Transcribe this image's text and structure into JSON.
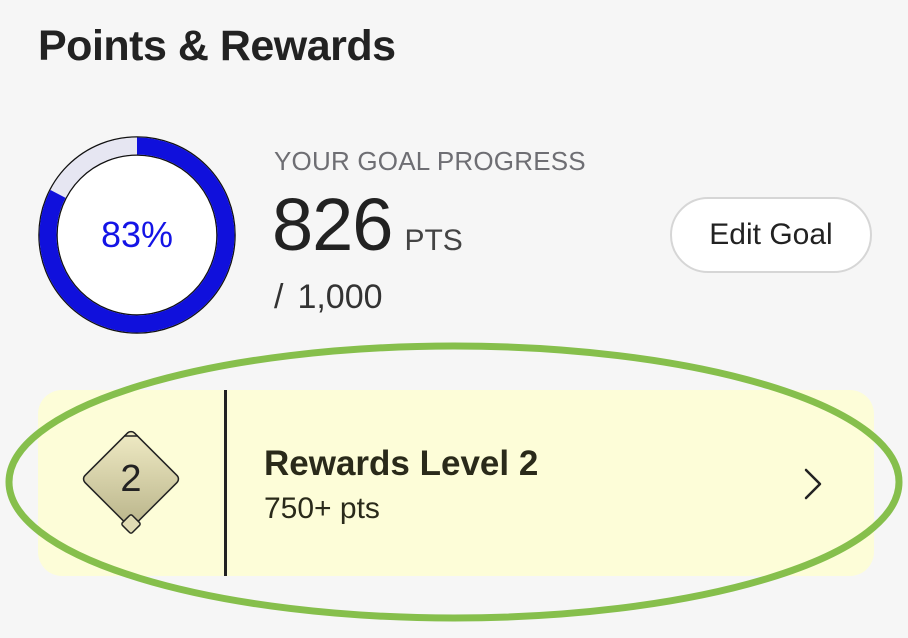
{
  "header": {
    "title": "Points & Rewards"
  },
  "goal": {
    "percent_label": "83%",
    "progress_fraction": 0.826,
    "caption": "YOUR GOAL PROGRESS",
    "points": "826",
    "unit": "PTS",
    "slash": "/",
    "total": "1,000",
    "edit_label": "Edit Goal"
  },
  "level": {
    "badge_number": "2",
    "name": "Rewards Level 2",
    "points_label": "750+ pts",
    "badge_icon": "diamond-badge-icon",
    "chevron_icon": "chevron-right-icon"
  },
  "colors": {
    "ring_progress": "#1010dc",
    "ring_track": "#e6e6f2",
    "ring_outline": "#111111",
    "card_background": "#fdfdd8",
    "highlight_ring": "#86bf4c",
    "percent_text": "#1414e6"
  }
}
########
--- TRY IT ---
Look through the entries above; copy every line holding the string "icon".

--- SOLUTION TO THE EXERCISE ---
    "badge_icon": "diamond-badge-icon",
    "chevron_icon": "chevron-right-icon"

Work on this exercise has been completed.